### [Problem to work on]
Show every line of the records below that contains the word "title".

### [Data to examine]
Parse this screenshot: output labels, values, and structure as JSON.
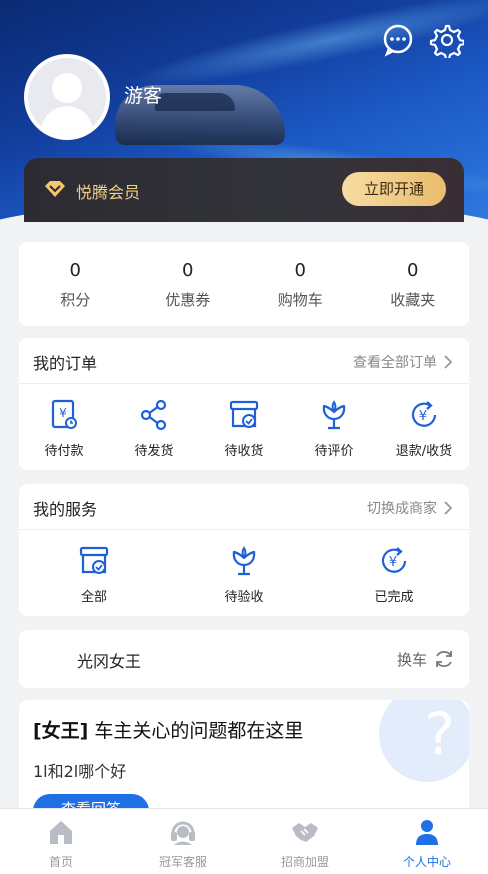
{
  "colors": {
    "accent": "#1f6fe5",
    "icon": "#1f5fd8",
    "vip_gold": "#f3cf86"
  },
  "header": {
    "username": "游客"
  },
  "vip": {
    "label": "悦腾会员",
    "button": "立即开通"
  },
  "stats": [
    {
      "value": "0",
      "label": "积分"
    },
    {
      "value": "0",
      "label": "优惠券"
    },
    {
      "value": "0",
      "label": "购物车"
    },
    {
      "value": "0",
      "label": "收藏夹"
    }
  ],
  "orders": {
    "title": "我的订单",
    "more": "查看全部订单",
    "items": [
      {
        "label": "待付款",
        "icon": "payment-icon"
      },
      {
        "label": "待发货",
        "icon": "share-icon"
      },
      {
        "label": "待收货",
        "icon": "box-check-icon"
      },
      {
        "label": "待评价",
        "icon": "flower-icon"
      },
      {
        "label": "退款/收货",
        "icon": "refund-icon"
      }
    ]
  },
  "services": {
    "title": "我的服务",
    "more": "切换成商家",
    "items": [
      {
        "label": "全部",
        "icon": "box-check-icon"
      },
      {
        "label": "待验收",
        "icon": "flower-icon"
      },
      {
        "label": "已完成",
        "icon": "refund-icon"
      }
    ]
  },
  "car": {
    "name": "光冈女王",
    "swap": "换车"
  },
  "qa": {
    "tag": "[女王]",
    "title": "车主关心的问题都在这里",
    "question": "1l和2l哪个好",
    "button": "查看回答"
  },
  "tabs": [
    {
      "label": "首页",
      "icon": "home-icon"
    },
    {
      "label": "冠军客服",
      "icon": "headset-icon"
    },
    {
      "label": "招商加盟",
      "icon": "handshake-icon"
    },
    {
      "label": "个人中心",
      "icon": "person-icon",
      "active": true
    }
  ]
}
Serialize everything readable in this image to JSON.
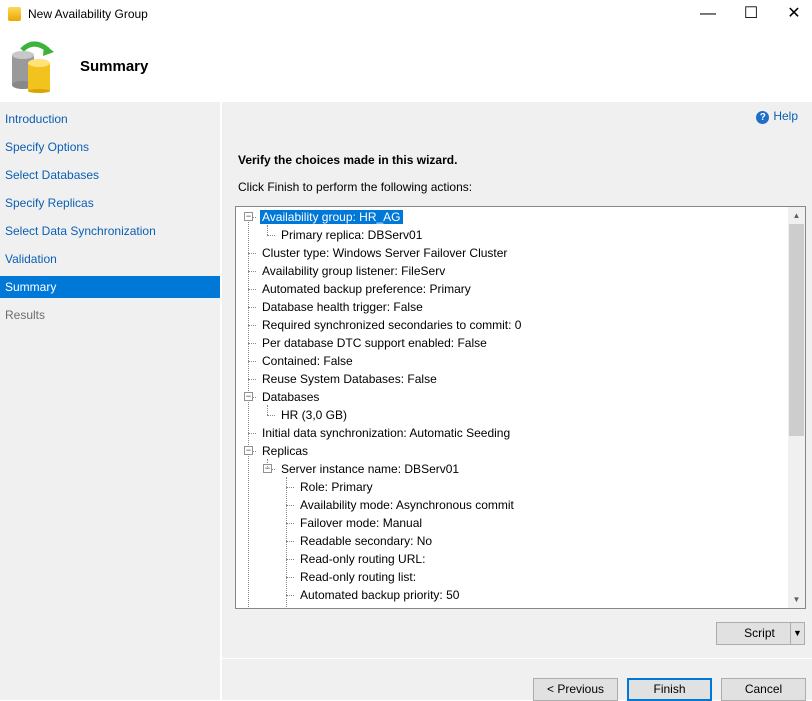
{
  "window": {
    "title": "New Availability Group",
    "minimize": "—",
    "maximize": "☐",
    "close": "✕"
  },
  "header": {
    "title": "Summary"
  },
  "nav": {
    "items": [
      {
        "label": "Introduction",
        "state": "link"
      },
      {
        "label": "Specify Options",
        "state": "link"
      },
      {
        "label": "Select Databases",
        "state": "link"
      },
      {
        "label": "Specify Replicas",
        "state": "link"
      },
      {
        "label": "Select Data Synchronization",
        "state": "link"
      },
      {
        "label": "Validation",
        "state": "link"
      },
      {
        "label": "Summary",
        "state": "selected"
      },
      {
        "label": "Results",
        "state": "disabled"
      }
    ]
  },
  "main": {
    "help": "Help",
    "verify": "Verify the choices made in this wizard.",
    "instruction": "Click Finish to perform the following actions:",
    "tree": [
      {
        "text": "Availability group: HR_AG",
        "level": 0,
        "expander": true,
        "selected": true
      },
      {
        "text": "Primary replica: DBServ01",
        "level": 1
      },
      {
        "text": "Cluster type: Windows Server Failover Cluster",
        "level": 0
      },
      {
        "text": "Availability group listener: FileServ",
        "level": 0
      },
      {
        "text": "Automated backup preference: Primary",
        "level": 0
      },
      {
        "text": "Database health trigger: False",
        "level": 0
      },
      {
        "text": "Required synchronized secondaries to commit: 0",
        "level": 0
      },
      {
        "text": "Per database DTC support enabled: False",
        "level": 0
      },
      {
        "text": "Contained: False",
        "level": 0
      },
      {
        "text": "Reuse System Databases: False",
        "level": 0
      },
      {
        "text": "Databases",
        "level": 0,
        "expander": true
      },
      {
        "text": "HR (3,0 GB)",
        "level": 1
      },
      {
        "text": "Initial data synchronization: Automatic Seeding",
        "level": 0
      },
      {
        "text": "Replicas",
        "level": 0,
        "expander": true
      },
      {
        "text": "Server instance name: DBServ01",
        "level": 1,
        "expander": true
      },
      {
        "text": "Role: Primary",
        "level": 2
      },
      {
        "text": "Availability mode: Asynchronous commit",
        "level": 2
      },
      {
        "text": "Failover mode: Manual",
        "level": 2
      },
      {
        "text": "Readable secondary: No",
        "level": 2
      },
      {
        "text": "Read-only routing URL:",
        "level": 2
      },
      {
        "text": "Read-only routing list:",
        "level": 2
      },
      {
        "text": "Automated backup priority: 50",
        "level": 2
      }
    ],
    "script": "Script",
    "previous": "< Previous",
    "finish": "Finish",
    "cancel": "Cancel"
  }
}
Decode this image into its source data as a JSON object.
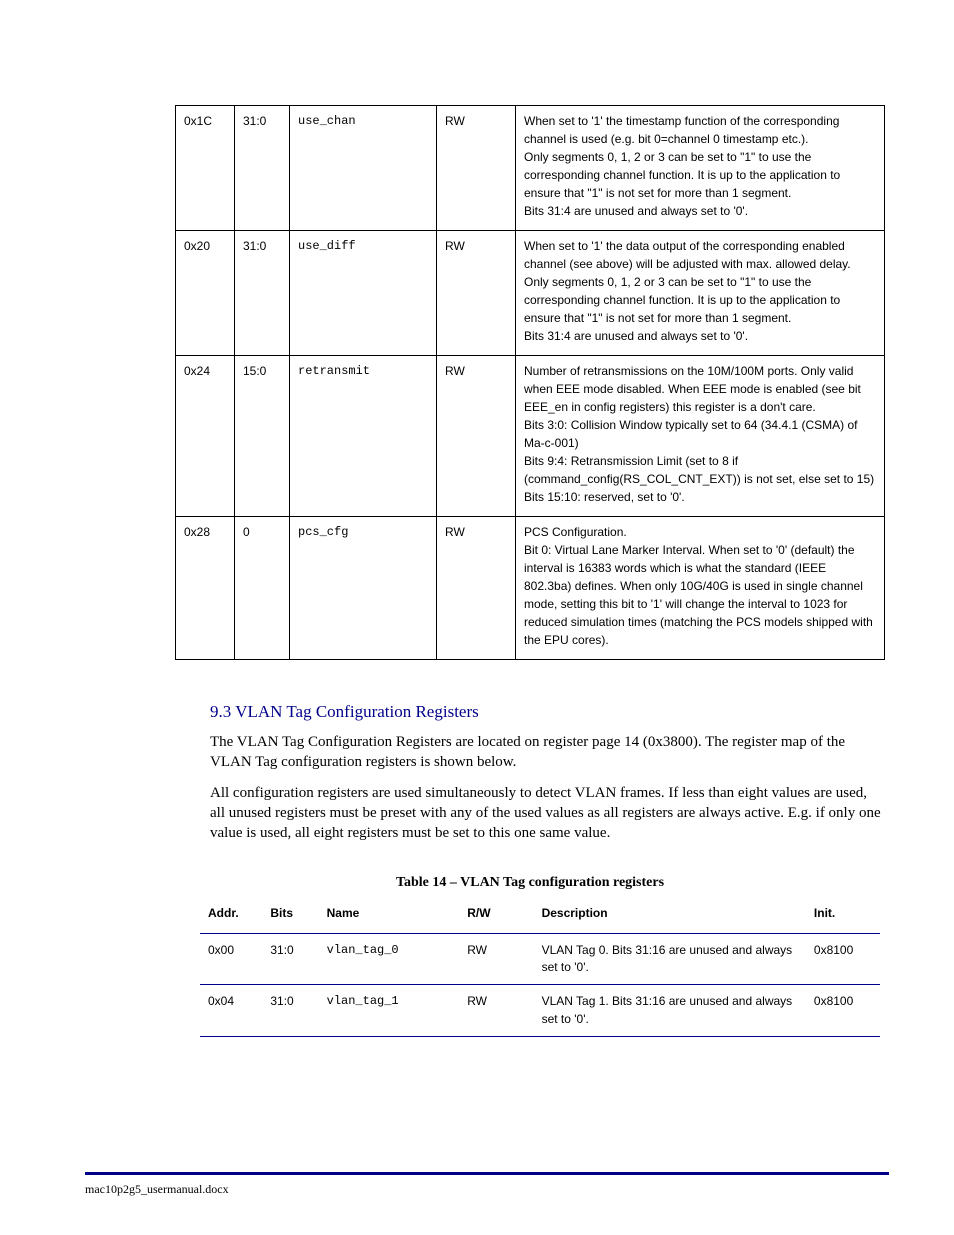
{
  "table1": {
    "rows": [
      {
        "addr": "0x1C",
        "bits": "31:0",
        "name": "use_chan",
        "rw": "RW",
        "desc": "When set to '1' the timestamp function of the corresponding channel is used (e.g. bit 0=channel 0 timestamp etc.).\nOnly segments 0, 1, 2 or 3 can be set to \"1\" to use the corresponding channel function. It is up to the application to ensure that \"1\" is not set for more than 1 segment.\nBits 31:4 are unused and always set to '0'."
      },
      {
        "addr": "0x20",
        "bits": "31:0",
        "name": "use_diff",
        "rw": "RW",
        "desc": "When set to '1' the data output of the corresponding enabled channel (see above) will be adjusted with max. allowed delay.\nOnly segments 0, 1, 2 or 3 can be set to \"1\" to use the corresponding channel function. It is up to the application to ensure that \"1\" is not set for more than 1 segment.\nBits 31:4 are unused and always set to '0'."
      },
      {
        "addr": "0x24",
        "bits": "15:0",
        "name": "retransmit",
        "rw": "RW",
        "desc": "Number of retransmissions on the 10M/100M ports. Only valid when EEE mode disabled. When EEE mode is enabled (see bit EEE_en in config registers) this register is a don't care.\nBits 3:0: Collision Window typically set to 64 (34.4.1 (CSMA) of Ma-c-001)\nBits 9:4: Retransmission Limit (set to 8 if (command_config(RS_COL_CNT_EXT)) is not set, else set to 15)\nBits 15:10: reserved, set to '0'."
      },
      {
        "addr": "0x28",
        "bits": "0",
        "name": "pcs_cfg",
        "rw": "RW",
        "desc": "PCS Configuration.\nBit 0: Virtual Lane Marker Interval. When set to '0' (default) the interval is 16383 words which is what the standard (IEEE 802.3ba) defines. When only 10G/40G is used in single channel mode, setting this bit to '1' will change the interval to 1023 for reduced simulation times (matching the PCS models shipped with the EPU cores)."
      }
    ]
  },
  "section": {
    "title": "9.3 VLAN Tag Configuration Registers",
    "para1": "The VLAN Tag Configuration Registers are located on register page 14 (0x3800). The register map of the VLAN Tag configuration registers is shown below.",
    "para2": "All configuration registers are used simultaneously to detect VLAN frames. If less than eight values are used, all unused registers must be preset with any of the used values as all registers are always active. E.g. if only one value is used, all eight registers must be set to this one same value."
  },
  "table2": {
    "title": "Table 14 – VLAN Tag configuration registers",
    "headers": [
      "Addr.",
      "Bits",
      "Name",
      "R/W",
      "Description",
      "Init."
    ],
    "rows": [
      {
        "addr": "0x00",
        "bits": "31:0",
        "name": "vlan_tag_0",
        "rw": "RW",
        "desc": "VLAN Tag 0. Bits 31:16 are unused and always set to '0'.",
        "init": "0x8100"
      },
      {
        "addr": "0x04",
        "bits": "31:0",
        "name": "vlan_tag_1",
        "rw": "RW",
        "desc": "VLAN Tag 1. Bits 31:16 are unused and always set to '0'.",
        "init": "0x8100"
      }
    ]
  },
  "footer": "mac10p2g5_usermanual.docx"
}
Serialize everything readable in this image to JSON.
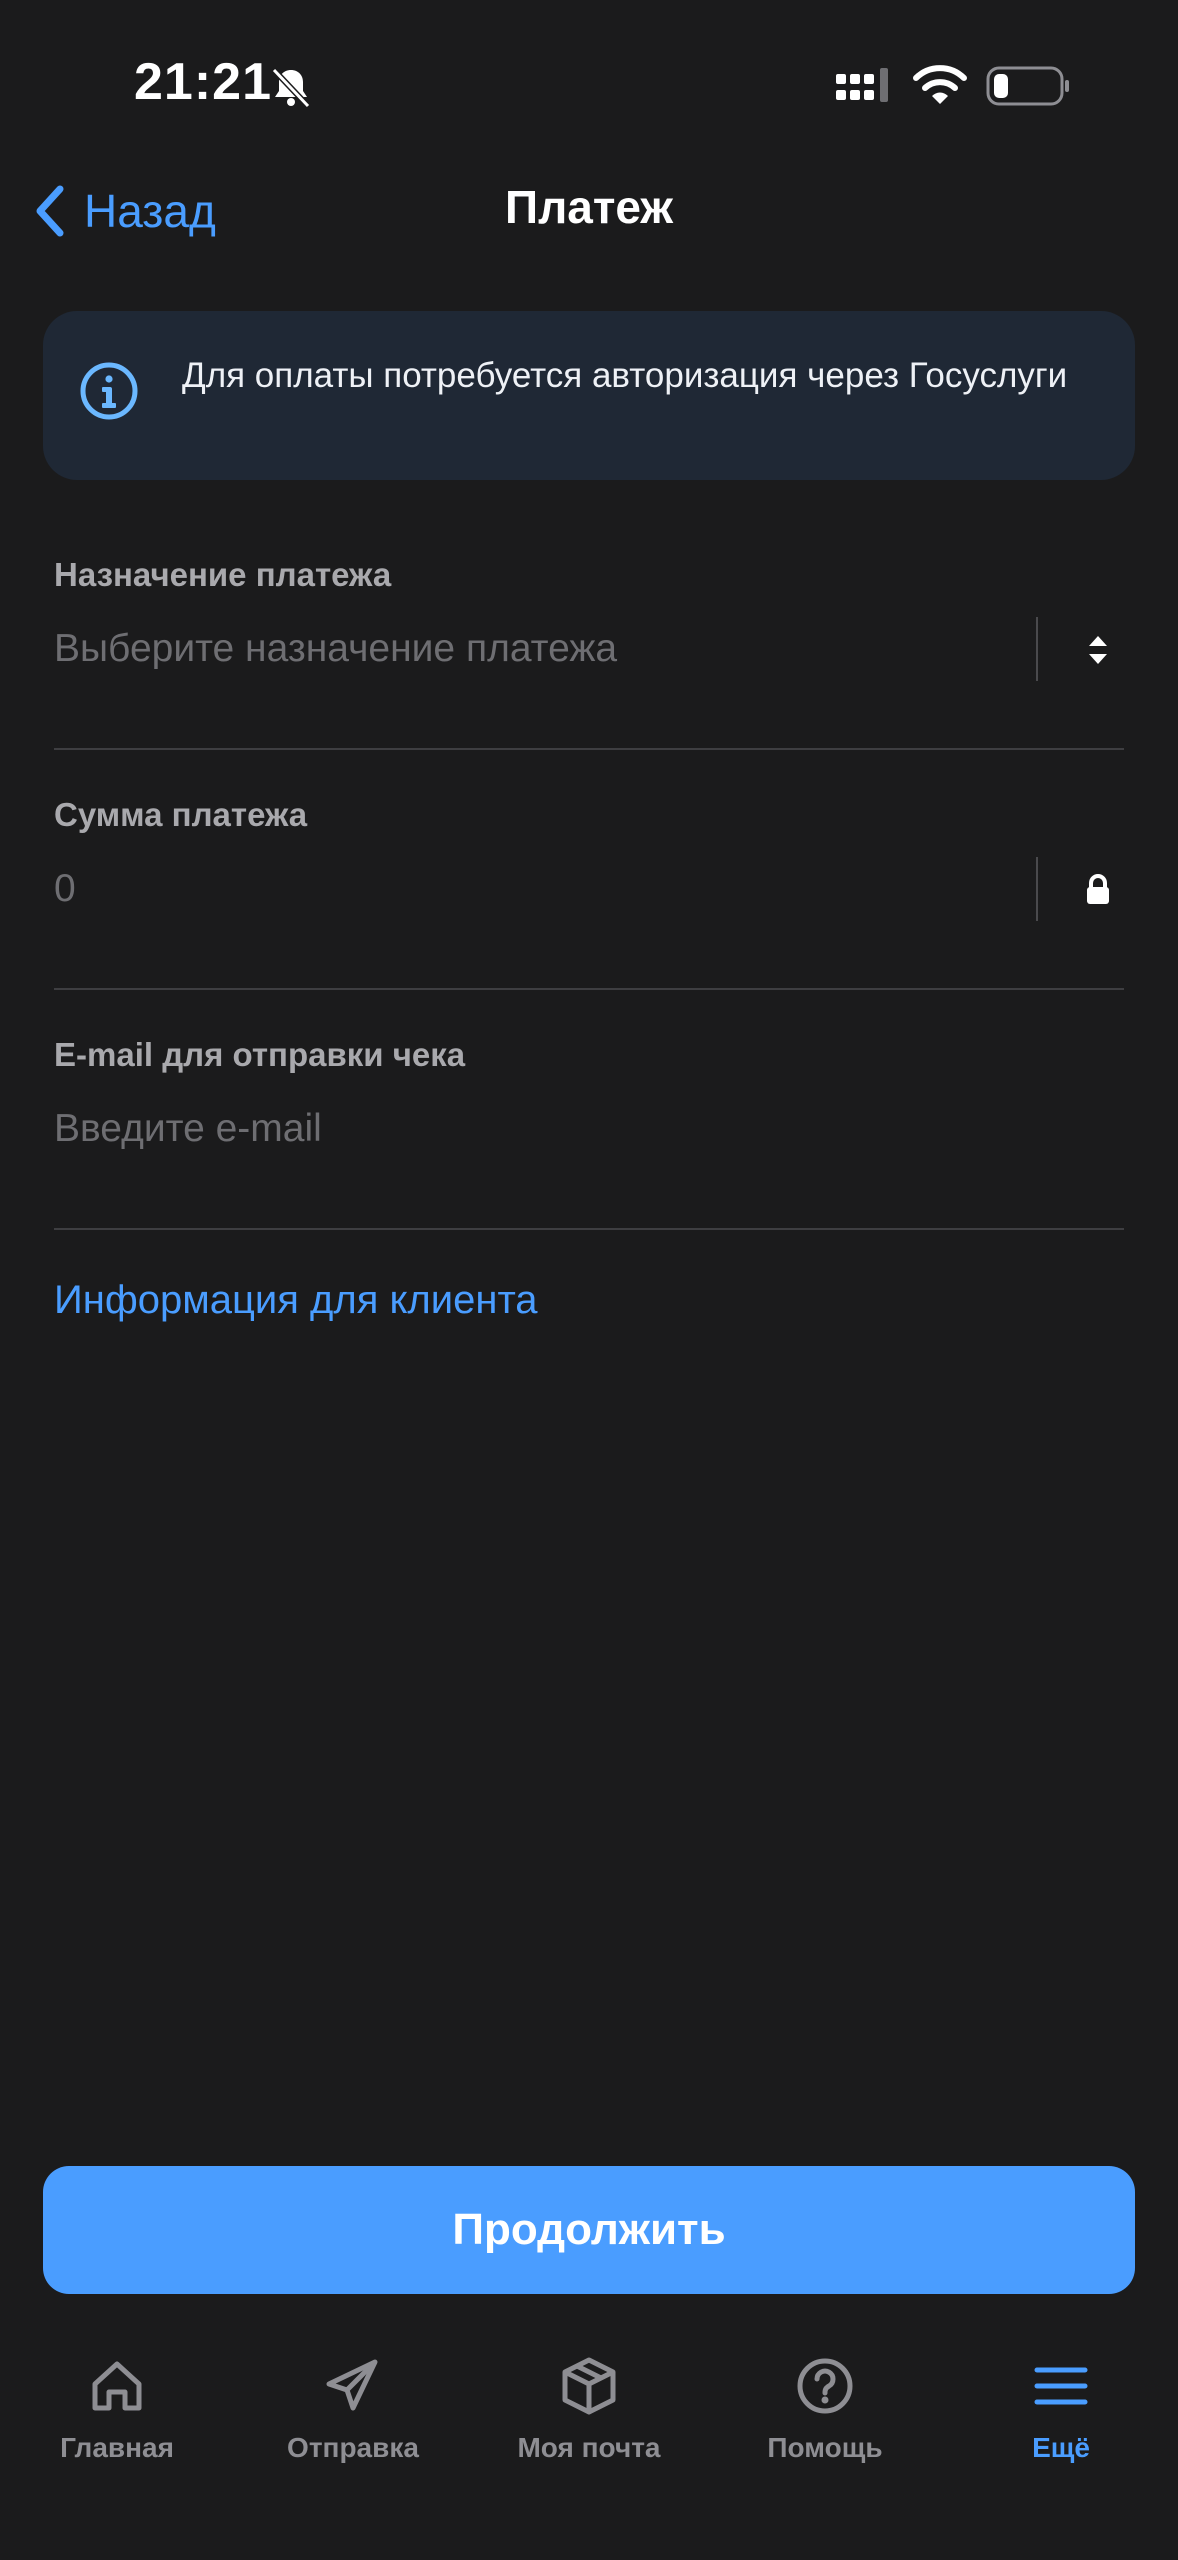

### [Response]
    "title": "我的订单",
    "title": "我的服务",
    "title": "车主关心的问题都在这里",
    "title": "New Availability Group",
    "title": "Summary"
    "title": "9.3 VLAN Tag Configuration Registers",
    "title": "Table 14 – VLAN Tag configuration registers",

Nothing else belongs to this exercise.